Concord Hospital 2,700
Steeplegate Regional Mall 1,100
Jefferson-Pilot Financial 618
Cigna Healthcare 400
Genesis Eldercare Network 375
St. Paul's School 315
Concord Litho 225
Riverside Millwork (RIVCO) 175
Beede Electrical Instrument Co. 107

Cost of Living

New Hampshire depends more upon real property taxes for revenue than most states as it does not have general income, sales, or use taxes. Substantial revenue is collected from taxes on gasoline, tobacco, alcohol, and parimutuel betting.

The following is a summary of data regarding several key cost of living factors in the Concord area.

2004 ACCRA Average House Price: Not reported

2004 ACCRA Cost of Living Index: Not reported

State income tax rate: none on salaries and wages of residents; limited tax upon interest and dividends received by individuals, trusts, estates and partners in excess of $2,400. There is a $10 "Resident Tax" on all persons between 18 and 60 years of age with some exceptions.

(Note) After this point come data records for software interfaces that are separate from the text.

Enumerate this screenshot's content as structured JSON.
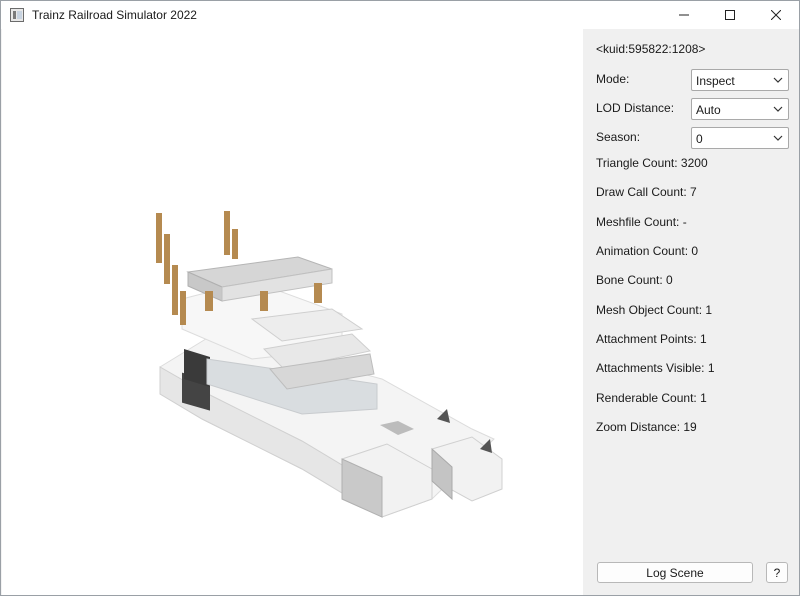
{
  "window": {
    "title": "Trainz Railroad Simulator 2022",
    "controls": [
      "minimize",
      "maximize",
      "close"
    ]
  },
  "viewport": {
    "content": "3D model preview of white and grey block boat with wooden masts"
  },
  "panel": {
    "kuid": "<kuid:595822:1208>",
    "mode": {
      "label": "Mode:",
      "value": "Inspect"
    },
    "lod": {
      "label": "LOD Distance:",
      "value": "Auto"
    },
    "season": {
      "label": "Season:",
      "value": "0"
    },
    "stats": [
      "Triangle Count: 3200",
      "Draw Call Count: 7",
      "Meshfile Count: -",
      "Animation Count: 0",
      "Bone Count: 0",
      "Mesh Object Count: 1",
      "Attachment Points: 1",
      "Attachments Visible: 1",
      "Renderable Count: 1",
      "Zoom Distance: 19"
    ],
    "log_button": "Log Scene",
    "help_button": "?"
  }
}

Concord has passed an ordinance eliminating this tax for residents of the city.

State sales tax rate: None (business profits tax is 8.5%)

Local income tax rate: None

Local sales tax rate: None

Property tax rate: $28.07 (Union) or $31.53 (Merrimack Valley) per $1,000 (2003)

Economic Information: Concord Economic Development Department, City Hall, 41 Green Street, Concord, NH 03301; telephone (603)225-8595. New Hampshire Department of Resources and Economic Development, 172 Pembroke Road, Concord, NH 03302; telephone (603)271-2411